In a letter Tuesday to top EPA ethics official Kevin Minoli, Sens. Tom CarperThomas (Tom) Richard CarperInstead of raising the gas tax, stop wasting money on frivolous projects To stave off a recession, let's pass a transportation infrastructure bill Overnight Energy: Trump tweets he's revoking California's tailpipe waiver | Move comes as Trump visits state | California prepares for court fight | Climate activist Greta Thunberg urges lawmakers to listen to scientists MORE (D-Del.) and Sheldon WhitehouseSheldon WhitehouseDemocrats introduce 'THUG Act' to block funding for G-7 at Trump resort The Hill's Morning Report - Tempers boil over at the White House Democrats urge Rick Perry not to roll back lightbulb efficiency rules MORE (D-R.I.) question multiple facts about a 2013 document that gave Pasquale Perrotta permission to run an outside security firm.

“If this document is EPA’s basis for claiming that Mr. Perrotta has been cleared, under EPA regulations, to run a private security consulting firm while running the Administrator’s personal security detail, it is insufficient on its face,” the senators wrote.


Carper is the top Democrat on the Senate Environment and Public Works Committee, which oversees the EPA, and Whitehouse is a senior member of the panel.

The pair's letter comes as Perrotta, the head of Pruitt’s security detail, has attracted significant media attention in recent weeks.

The New York Times, among other outlets, has identified Perrotta as a key figure in pushing for a dramatic escalation in security spending and activities surrounding Pruitt, such as the EPA chief's unprecedented 24/7 security detail that has cost taxpayers at least $3 million, his frequent first-class flights, his $43,000 soundproof booth in his office, a $3,000 sweep for bugs in his office, biometric locks, a new SUV and bulletproof vests — all at the taxpayers’ expense.

Many of those expenses are now under investigation by the EPA's Office of Inspector General, the Government Accountability Office or Congress.

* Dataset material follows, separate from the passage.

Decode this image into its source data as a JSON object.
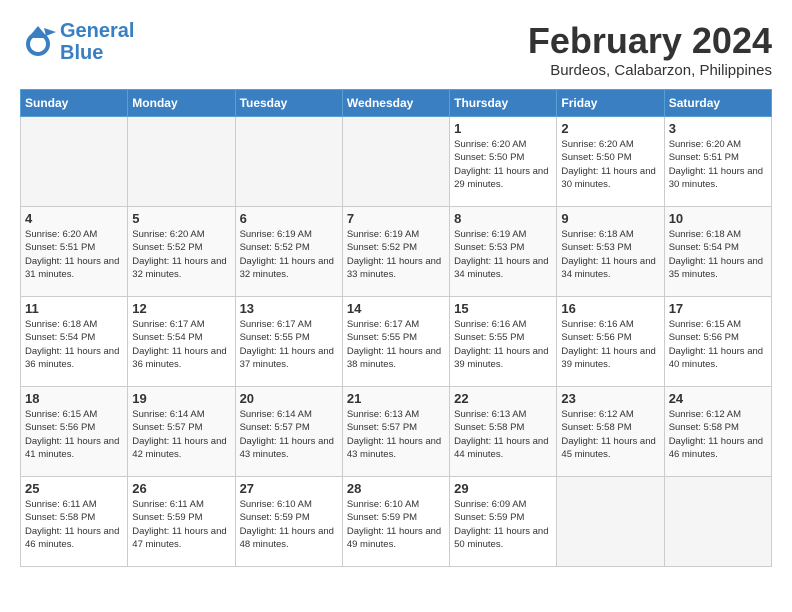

Perrotta also is an executive at Sequoia Security Group and allegedly helped direct the EPA to pay his partner, Edwin Steinmetz, to conduct the bug sweep.

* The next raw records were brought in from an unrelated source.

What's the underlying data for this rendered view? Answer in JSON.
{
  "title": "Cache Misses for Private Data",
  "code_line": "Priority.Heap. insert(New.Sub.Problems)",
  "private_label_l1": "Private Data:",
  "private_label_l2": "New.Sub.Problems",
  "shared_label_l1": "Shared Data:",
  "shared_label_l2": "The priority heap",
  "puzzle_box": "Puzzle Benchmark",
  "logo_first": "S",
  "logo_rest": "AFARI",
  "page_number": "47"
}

The senators asked the EPA for numerous documents and other information about Perrotta’s outside work.

The EPA did not immediately respond to a request for comment Tuesday.

Carper and Whitehouse said there are three problems with Perrotta’s approval for his side job. The approval was dated March 5, 2013, and said it would expire in five years, which ended last month.

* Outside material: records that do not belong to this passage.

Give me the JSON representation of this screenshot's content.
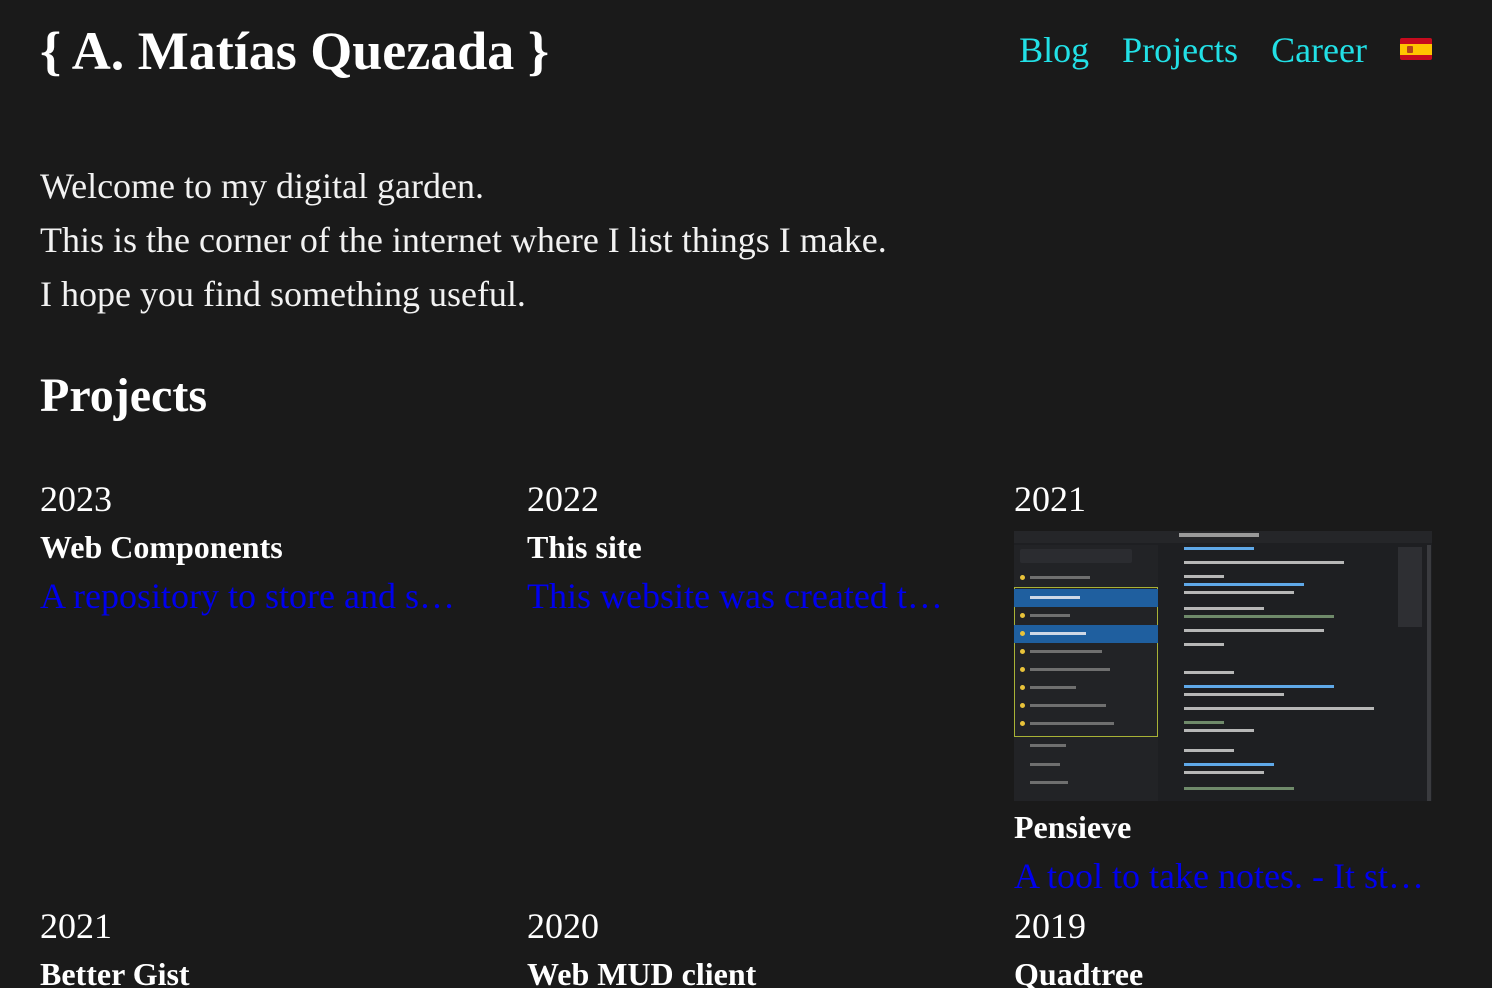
{
  "header": {
    "site_title": "{ A. Matías Quezada }",
    "nav": {
      "blog": "Blog",
      "projects": "Projects",
      "career": "Career"
    },
    "language_flag": "flag-es-icon"
  },
  "intro": {
    "line1": "Welcome to my digital garden.",
    "line2": "This is the corner of the internet where I list things I make.",
    "line3": "I hope you find something useful."
  },
  "projects": {
    "title": "Projects",
    "items": [
      {
        "year": "2023",
        "name": "Web Components",
        "description": "A repository to store and share web components"
      },
      {
        "year": "2022",
        "name": "This site",
        "description": "This website was created to list my projects"
      },
      {
        "year": "2021",
        "name": "Pensieve",
        "description": "A tool to take notes. - It stores notes locally"
      },
      {
        "year": "2021",
        "name": "Better Gist",
        "description": ""
      },
      {
        "year": "2020",
        "name": "Web MUD client",
        "description": ""
      },
      {
        "year": "2019",
        "name": "Quadtree",
        "description": ""
      }
    ]
  },
  "colors": {
    "background": "#1a1a1a",
    "link": "#22e0e6",
    "text": "#f2f2f2"
  }
}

It stated that “if there is a change in the nature or scope of the duties or services performed or the nature of the employee’s business,” Perrotta would have to get a revised approval, the senators said. But his duties at the EPA have changed greatly, including getting a big promotion last year, which Carper and Whitehouse said should meet the standard for a new approval.

The senators also said that Perrotta’s approval did not foresee his outside work becoming what it now is: a company of its own with multiple employees and a broad range of security-related work. They argue his authorization should have been updated.